Most philanthropists are not billionaires… I say it over and over again because I don’t think we hear it enough.
Mainstream conversations about philanthropy tend to be limited to three key themes. The topic never dominates the headlines as much as when some nonprofit scandal is afoot, a celebrity gets behind a cause or some fantastically wealthy individual is doing the giving. Is it a reflection of our appetite?
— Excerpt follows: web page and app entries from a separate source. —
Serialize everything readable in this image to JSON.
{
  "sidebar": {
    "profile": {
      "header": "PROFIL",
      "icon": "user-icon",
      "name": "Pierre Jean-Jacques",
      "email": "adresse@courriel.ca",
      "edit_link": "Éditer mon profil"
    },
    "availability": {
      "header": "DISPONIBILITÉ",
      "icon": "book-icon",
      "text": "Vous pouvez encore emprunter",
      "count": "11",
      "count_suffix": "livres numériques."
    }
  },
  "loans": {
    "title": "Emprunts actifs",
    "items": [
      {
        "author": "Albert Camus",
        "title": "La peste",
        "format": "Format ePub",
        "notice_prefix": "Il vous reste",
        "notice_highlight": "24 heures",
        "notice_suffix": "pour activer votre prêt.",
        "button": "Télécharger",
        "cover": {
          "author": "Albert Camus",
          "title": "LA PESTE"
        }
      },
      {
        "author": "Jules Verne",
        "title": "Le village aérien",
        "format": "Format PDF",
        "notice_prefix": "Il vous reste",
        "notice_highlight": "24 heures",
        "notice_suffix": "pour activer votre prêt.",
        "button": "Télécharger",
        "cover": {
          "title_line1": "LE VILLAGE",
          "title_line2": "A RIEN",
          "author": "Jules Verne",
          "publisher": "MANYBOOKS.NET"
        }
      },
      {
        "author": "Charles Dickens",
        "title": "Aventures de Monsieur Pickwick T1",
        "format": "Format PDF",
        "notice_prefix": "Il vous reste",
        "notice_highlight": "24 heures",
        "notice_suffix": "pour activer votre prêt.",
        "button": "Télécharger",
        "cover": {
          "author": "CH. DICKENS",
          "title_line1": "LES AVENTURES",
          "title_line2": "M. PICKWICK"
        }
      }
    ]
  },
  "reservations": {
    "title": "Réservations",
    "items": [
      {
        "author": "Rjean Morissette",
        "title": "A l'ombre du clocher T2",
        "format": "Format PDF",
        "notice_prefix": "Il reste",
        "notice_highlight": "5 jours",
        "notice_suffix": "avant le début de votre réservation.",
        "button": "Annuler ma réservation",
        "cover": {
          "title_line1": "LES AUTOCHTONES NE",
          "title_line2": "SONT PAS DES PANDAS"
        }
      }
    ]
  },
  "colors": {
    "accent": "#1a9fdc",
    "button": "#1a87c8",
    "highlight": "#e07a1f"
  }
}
Is that all we care to know?
Black-led giving circles are a special group of everyday givers that deserve a greater share of the spotlight— because what they do and how they’re doing it can be replicated to bring positive impact in communities around the world.
New Generation of African American Philanthropists (NGAAP Charlotte) stay ready so they don’t have to get ready.
In the midst of the national call to address the root causes of inequality, working with Black-led giving circles like African American Legacy Fund of Indianapolis makes sense because “They’re already working in [the] community, by hook or by crook, and getting it done.”
The Black Giving Circle Fund at the Hartford Foundation hosted a conversation with Nikole Hannah- Jones and LaTosha Brown on Black Philanthropy’s Role in the Social Justice.
Black lives have always mattered to us. Black Benefactors celebrates 13 years.
Black Philanthropy Month.
August is Black Philanthropy Month [#BPM2020] and Fresh Philanthropy is raising funds to support Black-led giving circles working in communities around the country, building community, pursuing social justice and working to meet pressing needs caused by COVID-19.
Accompanying the flurry over billionaire MacKenzie Scott’s recent gifts, is a discussion about HBCU giving that is lively and ponders jealousy, sustainability, alumni giving, awareness and white people.
For Black led, Black serving nonprofit organizations: Register for Give 8/28 Day
In the history of western aesthetics, making monuments and being depicted in monuments are normally the purview of men. Rarely do women get to make or be in monuments, even more rarely Black women. —Dixon Li
The Story of Monuments and Black Women’s Monumental Labors adds perspective to ongoing public monuments debates.
A survey of 760 museum directors warns that the impact of COVID-19 on the cultural sector could shutter 12,000 institutions permanently.
In conversation with Abraham Riesman for Jewish Currents, Amy Schiller gives her insights on evaluating impact and due diligence.
There’s an issue here of trust. When you get institutional funding from big foundations, they try to solve for that with an emphasis on quantifiable results. I would err more on the side of the idea that if you want to trust the efficacy of your donations, then you should keep them to organizations and communities where you’re in relationship with those people—where you don’t need the recipients to somehow re-prove and re-demonstrate and re-earn your trust because you’re already involved in community-building with them. You might want to focus on a local group where you consider yourself a member and a volunteer. What worries me about the language of “due diligence” is that it presumes a kind of power and trustworthiness and agency on the part of the donor that it doesn’t necessarily afford to the recipient. That’s a power dynamic that I would like to see disrupted. —Amy Schiller